[Dataset entries Boundary: Start]

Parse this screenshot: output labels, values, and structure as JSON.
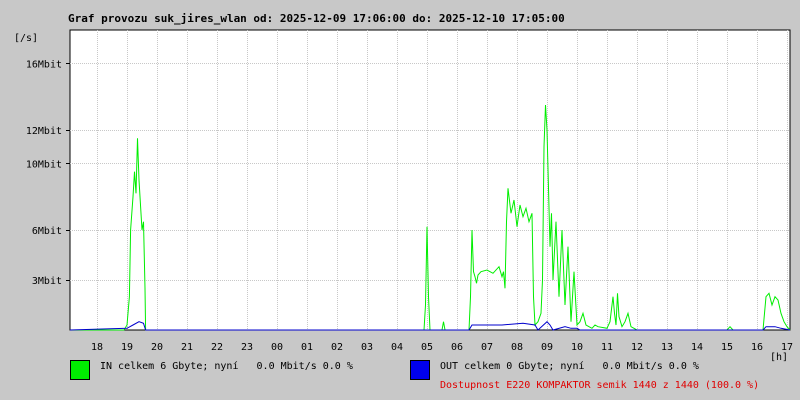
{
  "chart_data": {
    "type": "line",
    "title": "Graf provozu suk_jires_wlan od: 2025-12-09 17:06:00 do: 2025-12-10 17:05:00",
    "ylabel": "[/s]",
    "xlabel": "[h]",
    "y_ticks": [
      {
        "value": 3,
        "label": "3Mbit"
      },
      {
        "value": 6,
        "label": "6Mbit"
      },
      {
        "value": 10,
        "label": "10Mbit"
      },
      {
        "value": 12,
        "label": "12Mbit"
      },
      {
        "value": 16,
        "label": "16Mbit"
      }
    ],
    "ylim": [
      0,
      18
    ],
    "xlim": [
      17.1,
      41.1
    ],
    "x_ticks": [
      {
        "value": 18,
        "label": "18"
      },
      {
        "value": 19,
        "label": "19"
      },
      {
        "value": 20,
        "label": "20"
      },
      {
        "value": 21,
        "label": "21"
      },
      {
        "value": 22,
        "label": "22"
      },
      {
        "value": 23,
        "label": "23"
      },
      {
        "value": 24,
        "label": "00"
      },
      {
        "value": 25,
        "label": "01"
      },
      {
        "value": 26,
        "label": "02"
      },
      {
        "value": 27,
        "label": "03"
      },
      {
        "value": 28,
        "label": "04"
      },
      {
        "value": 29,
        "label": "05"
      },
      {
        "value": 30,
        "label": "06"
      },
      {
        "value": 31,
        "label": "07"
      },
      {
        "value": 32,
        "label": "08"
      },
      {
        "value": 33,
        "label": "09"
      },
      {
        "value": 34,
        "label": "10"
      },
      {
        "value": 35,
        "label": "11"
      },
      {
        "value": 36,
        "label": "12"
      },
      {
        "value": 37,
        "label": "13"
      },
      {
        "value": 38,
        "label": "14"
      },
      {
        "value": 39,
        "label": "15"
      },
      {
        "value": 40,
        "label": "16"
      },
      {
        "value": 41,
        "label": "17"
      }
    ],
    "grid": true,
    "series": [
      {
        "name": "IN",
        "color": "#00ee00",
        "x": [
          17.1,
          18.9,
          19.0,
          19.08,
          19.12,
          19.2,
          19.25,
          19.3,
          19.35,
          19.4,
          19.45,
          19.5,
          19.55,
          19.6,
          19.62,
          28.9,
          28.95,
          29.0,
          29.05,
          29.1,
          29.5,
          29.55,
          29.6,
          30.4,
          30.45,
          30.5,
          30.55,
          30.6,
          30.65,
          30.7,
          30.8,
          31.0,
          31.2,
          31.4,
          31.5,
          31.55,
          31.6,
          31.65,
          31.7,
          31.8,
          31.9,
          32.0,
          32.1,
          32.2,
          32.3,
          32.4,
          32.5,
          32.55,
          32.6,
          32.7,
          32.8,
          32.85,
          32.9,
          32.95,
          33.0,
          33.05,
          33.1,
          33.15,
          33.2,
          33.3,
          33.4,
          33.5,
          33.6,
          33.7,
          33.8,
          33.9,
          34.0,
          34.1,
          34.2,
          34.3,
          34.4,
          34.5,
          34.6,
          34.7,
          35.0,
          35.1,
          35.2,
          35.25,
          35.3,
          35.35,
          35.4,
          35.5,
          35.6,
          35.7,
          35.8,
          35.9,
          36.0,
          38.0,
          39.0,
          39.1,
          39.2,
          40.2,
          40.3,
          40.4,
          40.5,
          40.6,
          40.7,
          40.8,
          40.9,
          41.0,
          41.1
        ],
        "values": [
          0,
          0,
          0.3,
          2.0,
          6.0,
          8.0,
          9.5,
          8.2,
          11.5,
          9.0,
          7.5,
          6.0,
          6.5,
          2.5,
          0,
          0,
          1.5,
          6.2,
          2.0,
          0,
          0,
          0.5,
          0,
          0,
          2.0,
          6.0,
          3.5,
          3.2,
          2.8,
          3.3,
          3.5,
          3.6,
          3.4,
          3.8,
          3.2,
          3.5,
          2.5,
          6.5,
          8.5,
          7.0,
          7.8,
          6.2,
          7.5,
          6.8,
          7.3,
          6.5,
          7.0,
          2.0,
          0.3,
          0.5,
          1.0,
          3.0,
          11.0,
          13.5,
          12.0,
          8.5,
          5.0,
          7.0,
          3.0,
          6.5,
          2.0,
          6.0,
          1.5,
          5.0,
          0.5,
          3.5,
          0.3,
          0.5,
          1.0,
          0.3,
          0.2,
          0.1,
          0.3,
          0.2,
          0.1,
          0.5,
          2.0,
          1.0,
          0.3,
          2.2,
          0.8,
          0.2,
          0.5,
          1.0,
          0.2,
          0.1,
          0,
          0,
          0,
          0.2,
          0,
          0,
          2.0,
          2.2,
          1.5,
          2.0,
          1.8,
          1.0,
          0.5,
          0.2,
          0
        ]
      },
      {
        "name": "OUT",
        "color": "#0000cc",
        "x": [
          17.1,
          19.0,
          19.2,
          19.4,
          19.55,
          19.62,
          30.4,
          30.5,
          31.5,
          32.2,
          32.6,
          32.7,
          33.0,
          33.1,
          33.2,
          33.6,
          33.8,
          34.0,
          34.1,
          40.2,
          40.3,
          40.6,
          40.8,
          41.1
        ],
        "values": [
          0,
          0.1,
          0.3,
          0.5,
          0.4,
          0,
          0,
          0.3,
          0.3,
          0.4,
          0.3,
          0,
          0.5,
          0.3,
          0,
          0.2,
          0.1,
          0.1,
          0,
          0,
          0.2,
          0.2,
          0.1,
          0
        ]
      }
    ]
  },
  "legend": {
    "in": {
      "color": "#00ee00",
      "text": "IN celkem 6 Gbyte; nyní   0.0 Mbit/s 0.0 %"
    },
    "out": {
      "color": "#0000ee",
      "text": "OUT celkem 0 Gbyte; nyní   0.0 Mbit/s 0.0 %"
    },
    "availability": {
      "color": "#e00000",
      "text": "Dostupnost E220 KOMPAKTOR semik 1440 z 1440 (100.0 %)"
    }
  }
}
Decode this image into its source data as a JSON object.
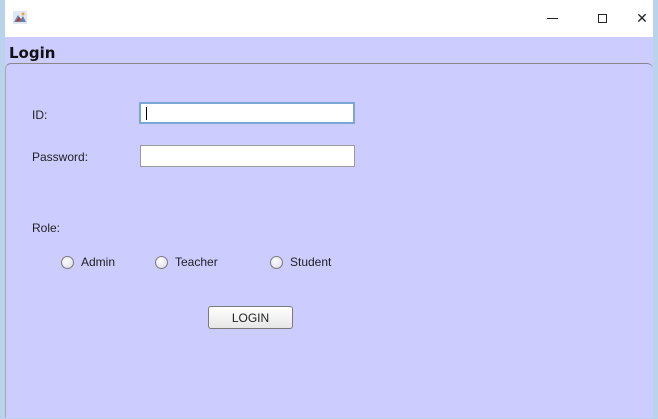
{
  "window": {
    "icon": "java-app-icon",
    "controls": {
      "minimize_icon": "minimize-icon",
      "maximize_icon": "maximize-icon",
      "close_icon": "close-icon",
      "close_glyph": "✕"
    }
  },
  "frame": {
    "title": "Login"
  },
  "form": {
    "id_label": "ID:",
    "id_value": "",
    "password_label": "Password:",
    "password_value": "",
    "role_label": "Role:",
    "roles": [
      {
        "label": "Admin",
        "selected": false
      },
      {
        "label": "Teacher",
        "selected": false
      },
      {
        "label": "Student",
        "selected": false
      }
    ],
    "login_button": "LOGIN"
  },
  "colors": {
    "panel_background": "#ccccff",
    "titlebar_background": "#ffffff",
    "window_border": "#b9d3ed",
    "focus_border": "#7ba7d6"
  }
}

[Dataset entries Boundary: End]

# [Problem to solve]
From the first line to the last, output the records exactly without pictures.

# [Written response]
Parse this screenshot: output labels, values, and structure as JSON.
{
  "chart_data": {
    "type": "line",
    "title": "Graf provozu suk_jires_wlan od: 2025-12-09 17:06:00 do: 2025-12-10 17:05:00",
    "ylabel": "[/s]",
    "xlabel": "[h]",
    "y_ticks": [
      {
        "value": 3,
        "label": "3Mbit"
      },
      {
        "value": 6,
        "label": "6Mbit"
      },
      {
        "value": 10,
        "label": "10Mbit"
      },
      {
        "value": 12,
        "label": "12Mbit"
      },
      {
        "value": 16,
        "label": "16Mbit"
      }
    ],
    "ylim": [
      0,
      18
    ],
    "xlim": [
      17.1,
      41.1
    ],
    "x_ticks": [
      {
        "value": 18,
        "label": "18"
      },
      {
        "value": 19,
        "label": "19"
      },
      {
        "value": 20,
        "label": "20"
      },
      {
        "value": 21,
        "label": "21"
      },
      {
        "value": 22,
        "label": "22"
      },
      {
        "value": 23,
        "label": "23"
      },
      {
        "value": 24,
        "label": "00"
      },
      {
        "value": 25,
        "label": "01"
      },
      {
        "value": 26,
        "label": "02"
      },
      {
        "value": 27,
        "label": "03"
      },
      {
        "value": 28,
        "label": "04"
      },
      {
        "value": 29,
        "label": "05"
      },
      {
        "value": 30,
        "label": "06"
      },
      {
        "value": 31,
        "label": "07"
      },
      {
        "value": 32,
        "label": "08"
      },
      {
        "value": 33,
        "label": "09"
      },
      {
        "value": 34,
        "label": "10"
      },
      {
        "value": 35,
        "label": "11"
      },
      {
        "value": 36,
        "label": "12"
      },
      {
        "value": 37,
        "label": "13"
      },
      {
        "value": 38,
        "label": "14"
      },
      {
        "value": 39,
        "label": "15"
      },
      {
        "value": 40,
        "label": "16"
      },
      {
        "value": 41,
        "label": "17"
      }
    ],
    "grid": true,
    "series": [
      {
        "name": "IN",
        "color": "#00ee00",
        "x": [
          17.1,
          18.9,
          19.0,
          19.08,
          19.12,
          19.2,
          19.25,
          19.3,
          19.35,
          19.4,
          19.45,
          19.5,
          19.55,
          19.6,
          19.62,
          28.9,
          28.95,
          29.0,
          29.05,
          29.1,
          29.5,
          29.55,
          29.6,
          30.4,
          30.45,
          30.5,
          30.55,
          30.6,
          30.65,
          30.7,
          30.8,
          31.0,
          31.2,
          31.4,
          31.5,
          31.55,
          31.6,
          31.65,
          31.7,
          31.8,
          31.9,
          32.0,
          32.1,
          32.2,
          32.3,
          32.4,
          32.5,
          32.55,
          32.6,
          32.7,
          32.8,
          32.85,
          32.9,
          32.95,
          33.0,
          33.05,
          33.1,
          33.15,
          33.2,
          33.3,
          33.4,
          33.5,
          33.6,
          33.7,
          33.8,
          33.9,
          34.0,
          34.1,
          34.2,
          34.3,
          34.4,
          34.5,
          34.6,
          34.7,
          35.0,
          35.1,
          35.2,
          35.25,
          35.3,
          35.35,
          35.4,
          35.5,
          35.6,
          35.7,
          35.8,
          35.9,
          36.0,
          38.0,
          39.0,
          39.1,
          39.2,
          40.2,
          40.3,
          40.4,
          40.5,
          40.6,
          40.7,
          40.8,
          40.9,
          41.0,
          41.1
        ],
        "values": [
          0,
          0,
          0.3,
          2.0,
          6.0,
          8.0,
          9.5,
          8.2,
          11.5,
          9.0,
          7.5,
          6.0,
          6.5,
          2.5,
          0,
          0,
          1.5,
          6.2,
          2.0,
          0,
          0,
          0.5,
          0,
          0,
          2.0,
          6.0,
          3.5,
          3.2,
          2.8,
          3.3,
          3.5,
          3.6,
          3.4,
          3.8,
          3.2,
          3.5,
          2.5,
          6.5,
          8.5,
          7.0,
          7.8,
          6.2,
          7.5,
          6.8,
          7.3,
          6.5,
          7.0,
          2.0,
          0.3,
          0.5,
          1.0,
          3.0,
          11.0,
          13.5,
          12.0,
          8.5,
          5.0,
          7.0,
          3.0,
          6.5,
          2.0,
          6.0,
          1.5,
          5.0,
          0.5,
          3.5,
          0.3,
          0.5,
          1.0,
          0.3,
          0.2,
          0.1,
          0.3,
          0.2,
          0.1,
          0.5,
          2.0,
          1.0,
          0.3,
          2.2,
          0.8,
          0.2,
          0.5,
          1.0,
          0.2,
          0.1,
          0,
          0,
          0,
          0.2,
          0,
          0,
          2.0,
          2.2,
          1.5,
          2.0,
          1.8,
          1.0,
          0.5,
          0.2,
          0
        ]
      },
      {
        "name": "OUT",
        "color": "#0000cc",
        "x": [
          17.1,
          19.0,
          19.2,
          19.4,
          19.55,
          19.62,
          30.4,
          30.5,
          31.5,
          32.2,
          32.6,
          32.7,
          33.0,
          33.1,
          33.2,
          33.6,
          33.8,
          34.0,
          34.1,
          40.2,
          40.3,
          40.6,
          40.8,
          41.1
        ],
        "values": [
          0,
          0.1,
          0.3,
          0.5,
          0.4,
          0,
          0,
          0.3,
          0.3,
          0.4,
          0.3,
          0,
          0.5,
          0.3,
          0,
          0.2,
          0.1,
          0.1,
          0,
          0,
          0.2,
          0.2,
          0.1,
          0
        ]
      }
    ]
  },
  "legend": {
    "in": {
      "color": "#00ee00",
      "text": "IN celkem 6 Gbyte; nyní   0.0 Mbit/s 0.0 %"
    },
    "out": {
      "color": "#0000ee",
      "text": "OUT celkem 0 Gbyte; nyní   0.0 Mbit/s 0.0 %"
    },
    "availability": {
      "color": "#e00000",
      "text": "Dostupnost E220 KOMPAKTOR semik 1440 z 1440 (100.0 %)"
    }
  }
}
Decode this image into its source data as a JSON object.
{
  "window": {
    "icon": "java-app-icon",
    "controls": {
      "minimize_icon": "minimize-icon",
      "maximize_icon": "maximize-icon",
      "close_icon": "close-icon",
      "close_glyph": "✕"
    }
  },
  "frame": {
    "title": "Login"
  },
  "form": {
    "id_label": "ID:",
    "id_value": "",
    "password_label": "Password:",
    "password_value": "",
    "role_label": "Role:",
    "roles": [
      {
        "label": "Admin",
        "selected": false
      },
      {
        "label": "Teacher",
        "selected": false
      },
      {
        "label": "Student",
        "selected": false
      }
    ],
    "login_button": "LOGIN"
  },
  "colors": {
    "panel_background": "#ccccff",
    "titlebar_background": "#ffffff",
    "window_border": "#b9d3ed",
    "focus_border": "#7ba7d6"
  }
}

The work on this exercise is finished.